Page and application data records:
=-=-=

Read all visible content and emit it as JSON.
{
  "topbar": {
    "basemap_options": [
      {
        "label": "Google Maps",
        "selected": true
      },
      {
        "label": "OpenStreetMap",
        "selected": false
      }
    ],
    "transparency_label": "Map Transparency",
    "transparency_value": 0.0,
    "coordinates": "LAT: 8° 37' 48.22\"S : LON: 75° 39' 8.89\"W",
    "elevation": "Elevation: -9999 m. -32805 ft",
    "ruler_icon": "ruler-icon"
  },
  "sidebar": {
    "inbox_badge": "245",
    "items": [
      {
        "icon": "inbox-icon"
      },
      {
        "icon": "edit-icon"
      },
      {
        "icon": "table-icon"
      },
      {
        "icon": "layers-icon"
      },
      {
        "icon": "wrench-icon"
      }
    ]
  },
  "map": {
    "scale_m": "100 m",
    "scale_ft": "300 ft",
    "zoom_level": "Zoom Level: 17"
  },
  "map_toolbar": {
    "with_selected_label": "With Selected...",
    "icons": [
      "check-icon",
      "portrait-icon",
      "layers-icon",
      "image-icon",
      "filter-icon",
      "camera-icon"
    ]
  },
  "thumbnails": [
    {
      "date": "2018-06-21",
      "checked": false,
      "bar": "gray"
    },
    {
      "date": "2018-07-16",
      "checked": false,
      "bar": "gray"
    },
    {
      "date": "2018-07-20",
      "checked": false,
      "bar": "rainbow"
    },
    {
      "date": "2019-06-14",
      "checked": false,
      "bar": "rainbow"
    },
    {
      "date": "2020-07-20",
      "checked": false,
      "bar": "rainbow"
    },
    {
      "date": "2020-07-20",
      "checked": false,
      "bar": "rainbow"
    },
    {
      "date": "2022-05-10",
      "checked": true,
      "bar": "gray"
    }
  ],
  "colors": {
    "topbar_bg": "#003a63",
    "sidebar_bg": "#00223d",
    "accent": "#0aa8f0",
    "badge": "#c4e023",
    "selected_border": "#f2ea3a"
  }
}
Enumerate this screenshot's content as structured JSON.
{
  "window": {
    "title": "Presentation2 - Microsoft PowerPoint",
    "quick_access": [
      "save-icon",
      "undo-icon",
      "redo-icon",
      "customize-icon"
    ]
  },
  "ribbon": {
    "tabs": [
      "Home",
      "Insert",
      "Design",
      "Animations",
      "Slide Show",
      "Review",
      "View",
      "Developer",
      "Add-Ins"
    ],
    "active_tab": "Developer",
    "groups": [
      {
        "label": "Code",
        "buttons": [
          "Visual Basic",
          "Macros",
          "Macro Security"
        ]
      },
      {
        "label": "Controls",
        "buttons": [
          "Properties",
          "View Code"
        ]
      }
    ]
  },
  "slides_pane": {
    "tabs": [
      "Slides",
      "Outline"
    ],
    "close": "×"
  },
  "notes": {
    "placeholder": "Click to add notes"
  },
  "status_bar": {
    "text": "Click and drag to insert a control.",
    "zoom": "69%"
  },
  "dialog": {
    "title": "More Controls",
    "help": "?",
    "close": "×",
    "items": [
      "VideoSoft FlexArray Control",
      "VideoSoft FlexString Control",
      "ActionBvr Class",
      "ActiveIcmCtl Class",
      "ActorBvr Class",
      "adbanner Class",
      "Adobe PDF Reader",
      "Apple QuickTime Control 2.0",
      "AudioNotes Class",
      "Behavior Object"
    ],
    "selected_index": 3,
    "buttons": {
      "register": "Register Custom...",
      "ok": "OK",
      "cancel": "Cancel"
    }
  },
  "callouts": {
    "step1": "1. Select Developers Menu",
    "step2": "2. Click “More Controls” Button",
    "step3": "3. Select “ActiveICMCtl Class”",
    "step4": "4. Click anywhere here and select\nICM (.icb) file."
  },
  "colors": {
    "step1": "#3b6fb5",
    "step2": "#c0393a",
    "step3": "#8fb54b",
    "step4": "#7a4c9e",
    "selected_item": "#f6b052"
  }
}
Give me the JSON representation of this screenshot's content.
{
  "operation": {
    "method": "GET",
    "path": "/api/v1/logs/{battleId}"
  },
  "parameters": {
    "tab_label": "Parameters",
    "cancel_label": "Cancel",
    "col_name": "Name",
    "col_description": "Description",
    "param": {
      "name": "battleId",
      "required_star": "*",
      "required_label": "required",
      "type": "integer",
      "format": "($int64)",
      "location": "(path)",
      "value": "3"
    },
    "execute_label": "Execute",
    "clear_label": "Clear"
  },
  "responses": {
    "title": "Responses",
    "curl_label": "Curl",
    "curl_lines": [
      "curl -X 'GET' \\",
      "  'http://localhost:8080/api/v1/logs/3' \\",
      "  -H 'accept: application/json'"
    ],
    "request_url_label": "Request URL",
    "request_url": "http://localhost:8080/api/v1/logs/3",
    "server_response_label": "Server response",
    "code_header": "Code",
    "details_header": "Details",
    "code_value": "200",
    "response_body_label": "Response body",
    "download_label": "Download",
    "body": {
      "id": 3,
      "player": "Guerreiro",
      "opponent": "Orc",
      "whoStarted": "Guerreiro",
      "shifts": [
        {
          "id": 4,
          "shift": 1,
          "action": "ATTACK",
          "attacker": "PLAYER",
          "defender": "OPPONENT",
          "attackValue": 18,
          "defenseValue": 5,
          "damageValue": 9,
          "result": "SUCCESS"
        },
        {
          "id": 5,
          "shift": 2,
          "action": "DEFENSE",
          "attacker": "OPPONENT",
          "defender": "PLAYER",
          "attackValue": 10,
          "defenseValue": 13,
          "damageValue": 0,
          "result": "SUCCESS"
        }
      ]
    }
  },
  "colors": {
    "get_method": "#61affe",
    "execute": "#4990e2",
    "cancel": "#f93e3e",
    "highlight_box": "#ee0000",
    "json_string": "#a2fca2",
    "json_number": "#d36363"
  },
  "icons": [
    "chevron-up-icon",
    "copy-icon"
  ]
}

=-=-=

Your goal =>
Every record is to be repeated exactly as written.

Written solution =>
Read all visible content and emit it as JSON.
{
  "topbar": {
    "basemap_options": [
      {
        "label": "Google Maps",
        "selected": true
      },
      {
        "label": "OpenStreetMap",
        "selected": false
      }
    ],
    "transparency_label": "Map Transparency",
    "transparency_value": 0.0,
    "coordinates": "LAT: 8° 37' 48.22\"S : LON: 75° 39' 8.89\"W",
    "elevation": "Elevation: -9999 m. -32805 ft",
    "ruler_icon": "ruler-icon"
  },
  "sidebar": {
    "inbox_badge": "245",
    "items": [
      {
        "icon": "inbox-icon"
      },
      {
        "icon": "edit-icon"
      },
      {
        "icon": "table-icon"
      },
      {
        "icon": "layers-icon"
      },
      {
        "icon": "wrench-icon"
      }
    ]
  },
  "map": {
    "scale_m": "100 m",
    "scale_ft": "300 ft",
    "zoom_level": "Zoom Level: 17"
  },
  "map_toolbar": {
    "with_selected_label": "With Selected...",
    "icons": [
      "check-icon",
      "portrait-icon",
      "layers-icon",
      "image-icon",
      "filter-icon",
      "camera-icon"
    ]
  },
  "thumbnails": [
    {
      "date": "2018-06-21",
      "checked": false,
      "bar": "gray"
    },
    {
      "date": "2018-07-16",
      "checked": false,
      "bar": "gray"
    },
    {
      "date": "2018-07-20",
      "checked": false,
      "bar": "rainbow"
    },
    {
      "date": "2019-06-14",
      "checked": false,
      "bar": "rainbow"
    },
    {
      "date": "2020-07-20",
      "checked": false,
      "bar": "rainbow"
    },
    {
      "date": "2020-07-20",
      "checked": false,
      "bar": "rainbow"
    },
    {
      "date": "2022-05-10",
      "checked": true,
      "bar": "gray"
    }
  ],
  "colors": {
    "topbar_bg": "#003a63",
    "sidebar_bg": "#00223d",
    "accent": "#0aa8f0",
    "badge": "#c4e023",
    "selected_border": "#f2ea3a"
  }
}
Enumerate this screenshot's content as structured JSON.
{
  "window": {
    "title": "Presentation2 - Microsoft PowerPoint",
    "quick_access": [
      "save-icon",
      "undo-icon",
      "redo-icon",
      "customize-icon"
    ]
  },
  "ribbon": {
    "tabs": [
      "Home",
      "Insert",
      "Design",
      "Animations",
      "Slide Show",
      "Review",
      "View",
      "Developer",
      "Add-Ins"
    ],
    "active_tab": "Developer",
    "groups": [
      {
        "label": "Code",
        "buttons": [
          "Visual Basic",
          "Macros",
          "Macro Security"
        ]
      },
      {
        "label": "Controls",
        "buttons": [
          "Properties",
          "View Code"
        ]
      }
    ]
  },
  "slides_pane": {
    "tabs": [
      "Slides",
      "Outline"
    ],
    "close": "×"
  },
  "notes": {
    "placeholder": "Click to add notes"
  },
  "status_bar": {
    "text": "Click and drag to insert a control.",
    "zoom": "69%"
  },
  "dialog": {
    "title": "More Controls",
    "help": "?",
    "close": "×",
    "items": [
      "VideoSoft FlexArray Control",
      "VideoSoft FlexString Control",
      "ActionBvr Class",
      "ActiveIcmCtl Class",
      "ActorBvr Class",
      "adbanner Class",
      "Adobe PDF Reader",
      "Apple QuickTime Control 2.0",
      "AudioNotes Class",
      "Behavior Object"
    ],
    "selected_index": 3,
    "buttons": {
      "register": "Register Custom...",
      "ok": "OK",
      "cancel": "Cancel"
    }
  },
  "callouts": {
    "step1": "1. Select Developers Menu",
    "step2": "2. Click “More Controls” Button",
    "step3": "3. Select “ActiveICMCtl Class”",
    "step4": "4. Click anywhere here and select\nICM (.icb) file."
  },
  "colors": {
    "step1": "#3b6fb5",
    "step2": "#c0393a",
    "step3": "#8fb54b",
    "step4": "#7a4c9e",
    "selected_item": "#f6b052"
  }
}
Give me the JSON representation of this screenshot's content.
{
  "operation": {
    "method": "GET",
    "path": "/api/v1/logs/{battleId}"
  },
  "parameters": {
    "tab_label": "Parameters",
    "cancel_label": "Cancel",
    "col_name": "Name",
    "col_description": "Description",
    "param": {
      "name": "battleId",
      "required_star": "*",
      "required_label": "required",
      "type": "integer",
      "format": "($int64)",
      "location": "(path)",
      "value": "3"
    },
    "execute_label": "Execute",
    "clear_label": "Clear"
  },
  "responses": {
    "title": "Responses",
    "curl_label": "Curl",
    "curl_lines": [
      "curl -X 'GET' \\",
      "  'http://localhost:8080/api/v1/logs/3' \\",
      "  -H 'accept: application/json'"
    ],
    "request_url_label": "Request URL",
    "request_url": "http://localhost:8080/api/v1/logs/3",
    "server_response_label": "Server response",
    "code_header": "Code",
    "details_header": "Details",
    "code_value": "200",
    "response_body_label": "Response body",
    "download_label": "Download",
    "body": {
      "id": 3,
      "player": "Guerreiro",
      "opponent": "Orc",
      "whoStarted": "Guerreiro",
      "shifts": [
        {
          "id": 4,
          "shift": 1,
          "action": "ATTACK",
          "attacker": "PLAYER",
          "defender": "OPPONENT",
          "attackValue": 18,
          "defenseValue": 5,
          "damageValue": 9,
          "result": "SUCCESS"
        },
        {
          "id": 5,
          "shift": 2,
          "action": "DEFENSE",
          "attacker": "OPPONENT",
          "defender": "PLAYER",
          "attackValue": 10,
          "defenseValue": 13,
          "damageValue": 0,
          "result": "SUCCESS"
        }
      ]
    }
  },
  "colors": {
    "get_method": "#61affe",
    "execute": "#4990e2",
    "cancel": "#f93e3e",
    "highlight_box": "#ee0000",
    "json_string": "#a2fca2",
    "json_number": "#d36363"
  },
  "icons": [
    "chevron-up-icon",
    "copy-icon"
  ]
}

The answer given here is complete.